United States District Court, E.D. California
April 7, 2015
WAREES BEYAH, Plaintiff,
MARTIN BITER, et al., Defendants.
ORDER TO SHOW CAUSE WHY ACTION SHOULD NOT BE DISMISSED WITH PREJUDICE FOR FAILURE TO OBEY A COURT ORDER AND FAILURE TO PROSECUTE (ECF No. 10)
MICHAEL J. SENG, Magistrate Judge.
Plaintiff Warees Beyah is a state prisoner proceeding pro se and in forma pauperis in this civil rights action pursuant to 42 U.S.C. § 1983. (ECF No. 5.) Plaintiff has consented to Magistrate Judge jurisdiction. (ECF No. 7.)
On February 10, 2015, Plaintiff's complaint was dismissed for failure to state a claim, but he was given leave to file a first amended complaint within thirty days. (ECF No. 10.) The thirty day deadline has passed without Plaintiff either filing an amended pleading or seeking an extension of time to do so.
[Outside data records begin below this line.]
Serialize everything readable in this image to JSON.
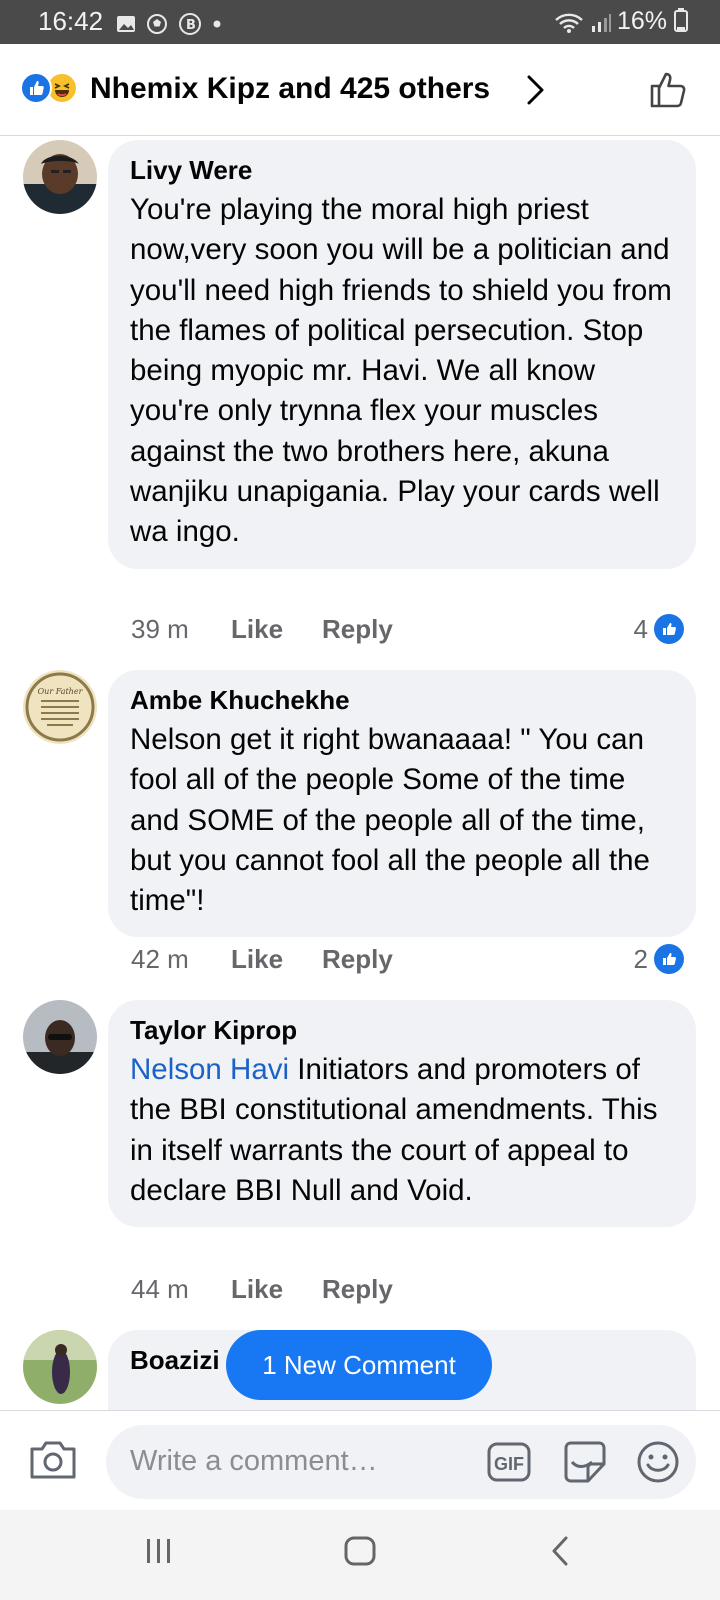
{
  "status_bar": {
    "time": "16:42",
    "battery": "16%"
  },
  "header": {
    "reactors": "Nhemix Kipz and 425 others"
  },
  "comments": [
    {
      "author": "Livy Were",
      "text": "You're playing the moral high priest now,very soon you will be a politician and you'll need high friends to shield you from the flames of political persecution. Stop being myopic mr. Havi. We all know you're only trynna flex your muscles against the two brothers here, akuna wanjiku unapigania. Play your cards well wa ingo.",
      "time": "39 m",
      "like_label": "Like",
      "reply_label": "Reply",
      "reactions": "4"
    },
    {
      "author": "Ambe Khuchekhe",
      "text": "Nelson get it right bwanaaaa! \" You can fool all of the people Some of the time and SOME of the people all of the time, but you cannot fool all the people all the time\"!",
      "time": "42 m",
      "like_label": "Like",
      "reply_label": "Reply",
      "reactions": "2",
      "avatar_text": "Our Father"
    },
    {
      "author": "Taylor Kiprop",
      "mention": "Nelson Havi",
      "text": " Initiators and promoters of the BBI constitutional amendments. This in itself warrants the court of appeal to declare BBI Null and  Void.",
      "time": "44 m",
      "like_label": "Like",
      "reply_label": "Reply"
    },
    {
      "author": "Boazizi"
    }
  ],
  "new_comment_pill": "1 New Comment",
  "composer": {
    "placeholder": "Write a comment…",
    "gif_label": "GIF"
  },
  "colors": {
    "accent": "#1877f2",
    "bubble": "#f0f2f5",
    "mention": "#1b62c7",
    "muted": "#65676b"
  }
}
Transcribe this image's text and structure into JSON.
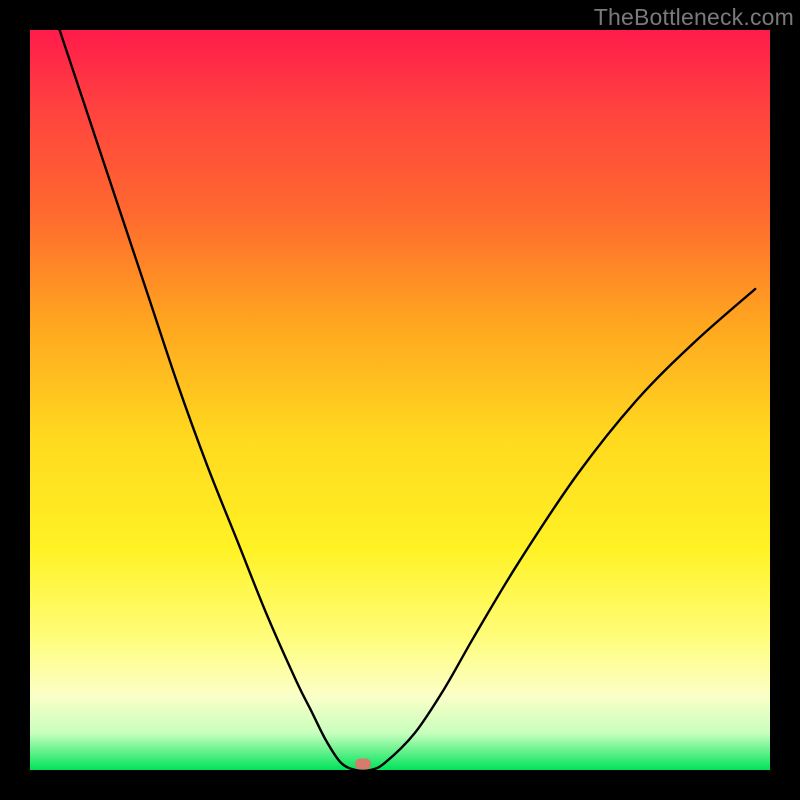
{
  "watermark": "TheBottleneck.com",
  "chart_data": {
    "type": "line",
    "title": "",
    "xlabel": "",
    "ylabel": "",
    "xlim": [
      0,
      100
    ],
    "ylim": [
      0,
      100
    ],
    "series": [
      {
        "name": "bottleneck-curve",
        "x": [
          4,
          8,
          12,
          16,
          20,
          24,
          28,
          32,
          36,
          38,
          40,
          42,
          44,
          46,
          48,
          52,
          56,
          60,
          66,
          74,
          82,
          90,
          98
        ],
        "y": [
          100,
          88,
          76,
          64,
          52,
          41,
          31,
          21,
          12,
          8,
          4,
          1,
          0,
          0,
          1,
          5,
          11,
          18,
          28,
          40,
          50,
          58,
          65
        ]
      }
    ],
    "annotations": [
      {
        "name": "min-marker",
        "x": 45,
        "y": 0.8
      }
    ],
    "background_gradient": [
      "#ff1b4b",
      "#ff6a2e",
      "#ffd91f",
      "#fffd7a",
      "#00e35a"
    ]
  }
}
Local Rule 110 provides that "[f]ailure of counsel or of a party to comply with these Rules or with any order of the Court may be grounds for imposition by the Court of any and all sanctions... within the inherent power of the Court." "District courts have inherent power to control their dockets [and]... [i]n the exercise of that power, they may impose sanctions including, where appropriate, default or dismissal." Thompson v. Housing Auth., 782 F.2d 829, 831 (9th Cir. 1986). A court may dismiss an action, with prejudice, based on a party's failure to prosecute, failure to obey a court order, or failure to comply with local rules. See, e.g., Ghazali v. Moran, 46 F.3d 52, 53-54 (9th Cir. 1995) (dismissal for noncompliance with local rule); Ferdik v. Bonzelet, 963 F.2d 1258, 1260-63 (9th Cir. 1992) (dismissal for failure to comply with an order requiring amendment of a complaint); Carey v. King, 856 F.2d 1439, 1440-41 (9th Cir. 1988) (dismissal for failure to comply with local rule requiring pro se plaintiffs to keep court apprised of address); Malone v. U.S. Postal Serv., 833 F.2d 128, 130-31 (9th Cir. 1987) (dismissal for failure to comply with a court order); Henderson v. Duncan, 779 F.2d 1421, 1424-25 (9th Cir. 1986) (dismissal for lack of prosecution and failure to comply with local rules).
In determining whether to dismiss an action for lack of prosecution, failure to obey a court order, or failure to comply with local rules, the Court must consider several factors: "(1) the public's interest in expeditious resolution of litigation; (2) the [C]ourt's need to manage its docket; (3) the risk of prejudice to the defendants; (4) the public policy favoring disposition of cases on their merits and (5) the availability of less drastic alternatives." Thompson, 782 F.2d at 831; Henderson, 779 F.2d at 1423.
In the instant case, the public's interest in expeditiously resolving this litigation and the Court's interest in managing its docket weigh in favor of dismissal. The third factor, risk of prejudice to Defendants, also weighs in favor of dismissal, since a presumption of injury arises from the occurrence of unreasonable delay in prosecuting this action. See Anderson v. Air West, 542 F.2d 522, 524 (9th Cir. 1976). The fourth factor - public policy favoring disposition of cases on their merits - is greatly outweighed by the factors in favor of dismissal discussed herein. Finally, as for the availability of lesser sanctions, at this stage in the proceedings there is little available which would constitute a satisfactory lesser sanction while preserving scarce Court resources. Plaintiff has not paid the filing fee for this action and is likely unable to pay, making monetary sanctions of little use.
Accordingly, it is HEREBY ORDERED THAT:
1. Within fourteen (14) days of service of this Order, Plaintiff shall either show cause as to why this action should not be dismissed with prejudice for failure to comply with the Court's order (ECF No. 10.) and failure to prosecute, or file an amended complaint; and
2. If Plaintiff fails to show cause or file an amended complaint, the undersigned shall dismiss this action, with prejudice, subject to the "three strikes" provision set forth in 28 U.S.C. § 1915(g). Silva v. Di Vittorio, 658 F.3d 1090 (9th Cir. 2011).
IT IS SO ORDERED.